Have you ever become confused as to what day it is, but figure it out later? Most of us have. Not to worry...it’s when you lose track of dates, seasons, and the passage of time that it becomes problematic. You may have trouble understanding something if it is not happening immediately. Sometimes you may forget where you are or how you got there, all signs of a deeper issue.
Trouble With Balance Or Reading
Have you had to deal with cataracts yet? Perfectly normal sign of aging, but if you experience difficulty with balance or have trouble reading, you should take note. You may also have problems judging distance and determining color or contrast, causing issues with driving.
Trouble Finding Your Words
Do you ever struggle to find that one word you are looking for? That’s normal aging, but if you have trouble following or joining a conversation, stop in the middle of a conversation, and have no idea how to continue, or you regularly repeat yourself, that isn’t normal to the aging process. You may struggle with vocabulary, have trouble naming a familiar object, or use the wrong name (e.g., calling a “watch” a “hand-clock”).
Can’t Find Your Keys
Do you lose things, and retrace your steps to find them again? Not a problem. But if you put things in unusual places, like your paycheck in the refrigerator, that’s something to be concerned about. You may lose things and be unable to go back over your steps to find them again, or you may accuse others of stealing, especially as the disease progresses.
Making a bad decision or mistake once in a while, like neglecting to change the oil in the car, is something we all do, but if you experience changes in judgment or decision-making, such as using poor judgment when dealing with money or pay less attention to grooming or keeping yourselves clean, you may want to get to the doctor.

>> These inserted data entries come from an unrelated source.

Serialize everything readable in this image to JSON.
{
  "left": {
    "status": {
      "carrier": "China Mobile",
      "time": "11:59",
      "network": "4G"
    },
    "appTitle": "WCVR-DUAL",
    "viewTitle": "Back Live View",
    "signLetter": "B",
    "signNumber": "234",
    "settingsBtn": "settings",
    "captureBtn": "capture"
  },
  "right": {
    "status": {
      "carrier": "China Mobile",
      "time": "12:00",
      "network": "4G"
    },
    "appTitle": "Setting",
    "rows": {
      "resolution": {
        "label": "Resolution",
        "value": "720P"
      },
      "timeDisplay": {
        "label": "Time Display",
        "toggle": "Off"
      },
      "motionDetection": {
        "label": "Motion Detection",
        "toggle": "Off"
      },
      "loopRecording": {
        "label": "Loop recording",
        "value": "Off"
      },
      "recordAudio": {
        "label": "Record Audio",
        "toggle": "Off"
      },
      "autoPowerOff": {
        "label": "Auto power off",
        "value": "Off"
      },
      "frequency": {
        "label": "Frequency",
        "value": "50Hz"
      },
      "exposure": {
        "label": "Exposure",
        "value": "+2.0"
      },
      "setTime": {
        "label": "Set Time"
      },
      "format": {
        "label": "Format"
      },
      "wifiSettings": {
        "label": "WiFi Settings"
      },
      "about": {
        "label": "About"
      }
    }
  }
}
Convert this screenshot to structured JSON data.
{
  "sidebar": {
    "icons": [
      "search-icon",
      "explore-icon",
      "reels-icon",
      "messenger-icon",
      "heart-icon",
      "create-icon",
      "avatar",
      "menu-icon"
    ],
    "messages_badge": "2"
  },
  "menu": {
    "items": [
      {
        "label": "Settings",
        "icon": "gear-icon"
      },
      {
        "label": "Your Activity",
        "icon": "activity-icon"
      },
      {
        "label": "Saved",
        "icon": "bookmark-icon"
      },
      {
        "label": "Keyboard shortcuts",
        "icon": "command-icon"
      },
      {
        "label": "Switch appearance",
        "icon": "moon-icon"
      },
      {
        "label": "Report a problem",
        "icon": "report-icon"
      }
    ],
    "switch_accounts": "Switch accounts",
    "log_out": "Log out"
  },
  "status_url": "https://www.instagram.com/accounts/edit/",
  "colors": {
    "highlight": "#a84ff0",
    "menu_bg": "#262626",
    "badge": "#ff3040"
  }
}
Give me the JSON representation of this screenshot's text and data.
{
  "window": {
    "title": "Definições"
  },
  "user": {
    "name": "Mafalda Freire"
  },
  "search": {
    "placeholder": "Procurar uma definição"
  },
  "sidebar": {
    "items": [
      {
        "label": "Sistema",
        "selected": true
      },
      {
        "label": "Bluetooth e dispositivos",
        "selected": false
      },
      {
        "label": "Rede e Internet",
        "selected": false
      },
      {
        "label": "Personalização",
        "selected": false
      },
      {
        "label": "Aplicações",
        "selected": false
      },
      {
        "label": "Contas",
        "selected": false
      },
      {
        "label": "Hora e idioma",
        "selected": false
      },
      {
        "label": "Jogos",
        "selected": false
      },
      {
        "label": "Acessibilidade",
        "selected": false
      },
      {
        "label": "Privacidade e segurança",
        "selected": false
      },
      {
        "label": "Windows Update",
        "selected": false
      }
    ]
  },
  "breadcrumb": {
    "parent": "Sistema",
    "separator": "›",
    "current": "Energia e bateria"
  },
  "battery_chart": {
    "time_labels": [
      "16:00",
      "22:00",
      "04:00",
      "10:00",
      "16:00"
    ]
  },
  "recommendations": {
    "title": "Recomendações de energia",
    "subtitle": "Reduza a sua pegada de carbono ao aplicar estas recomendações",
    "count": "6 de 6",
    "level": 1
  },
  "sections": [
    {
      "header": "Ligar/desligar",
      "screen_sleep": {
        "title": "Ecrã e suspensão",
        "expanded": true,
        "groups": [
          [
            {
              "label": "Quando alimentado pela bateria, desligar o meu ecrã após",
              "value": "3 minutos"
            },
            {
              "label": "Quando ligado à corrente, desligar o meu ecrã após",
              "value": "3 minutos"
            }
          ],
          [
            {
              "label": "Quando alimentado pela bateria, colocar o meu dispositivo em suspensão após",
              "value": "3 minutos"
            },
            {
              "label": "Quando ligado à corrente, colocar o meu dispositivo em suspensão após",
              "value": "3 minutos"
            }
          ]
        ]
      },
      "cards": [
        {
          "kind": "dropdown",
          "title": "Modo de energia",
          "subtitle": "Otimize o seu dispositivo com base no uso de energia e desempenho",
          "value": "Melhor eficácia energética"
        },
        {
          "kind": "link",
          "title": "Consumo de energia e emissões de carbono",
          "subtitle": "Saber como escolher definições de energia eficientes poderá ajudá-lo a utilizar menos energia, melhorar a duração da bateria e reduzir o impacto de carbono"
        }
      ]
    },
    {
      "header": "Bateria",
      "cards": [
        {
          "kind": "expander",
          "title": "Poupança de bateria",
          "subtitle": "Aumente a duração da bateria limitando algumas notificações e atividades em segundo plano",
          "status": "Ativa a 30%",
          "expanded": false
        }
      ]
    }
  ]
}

Withdrawing From Social Activities
Do you sometimes feel uninterested in the family or social obligations? We’ve all hit our wall and due to stress or depression just can’t handle one more thing, but if you find yourself experiencing changes in the ability to hold or follow a conversation, withdraw from hobbies, social activities, or other engagements, or have trouble keeping up with a favorite team or activity, this could signal a problem.
Mood or Personality Changes
Do you get crabby when a routine is disrupted? Maddening, isn’t it? No problem, but if you experience mood and personality changes, become confused, suspicious, depressed, fearful, or anxious, or become easily upset at home, with friends, or when out of your comfort zone, you may have early signs of Alzheimer’s.
When Should I Be Seen?
If you have noticed two or more of these signs and symptoms either in yourself or a loved one, I would greatly encourage you to be seen by a doctor. Early detection is important and there are many things the doctors can offer you if you catch this disease early enough.
“According to WebMD, Early-onset Alzheimer’s disease is a form of the progressive, memory-robbing brain condition that appears in people before the age of 65. It most often shows up when you’re in your 40s and 50s. But it isn’t unheard of for people to get it as young as their 30s.
- Donepezil (Aricept)
- Galantamine (Razadyne)
- Memantine (Namenda)
- Memantine-donepezil (Namzaric)
- Rivastigmine (Exelon)
“These medicines can delay or improve your symptoms for a few months to a few years. They may give you more time to live independently.
“Keep your body in good shape, too. Make sure you eat healthy food and get regular exercise.“
After thoroughly researching this topic, I’ve decided I’m fine for now, but should probably work on limiting the stress in my life. If you or someone you love found several of these signs and symptoms to be true for your life, then I would suggest getting in touch with your physician and having them evaluate you to alleviate your concerns.
That’s all for this week, Dear Reader…see you next time. Until then, be good to yourself and each other.
Editors note: This blog is not a replacement for sound medical advice, and many diseases, disorders, and syndromes have symptoms that overlap. Only a qualified medical professional can diagnose you.
This is original content from NewsBreak’s Creator Program. Join today to publish and share your own content.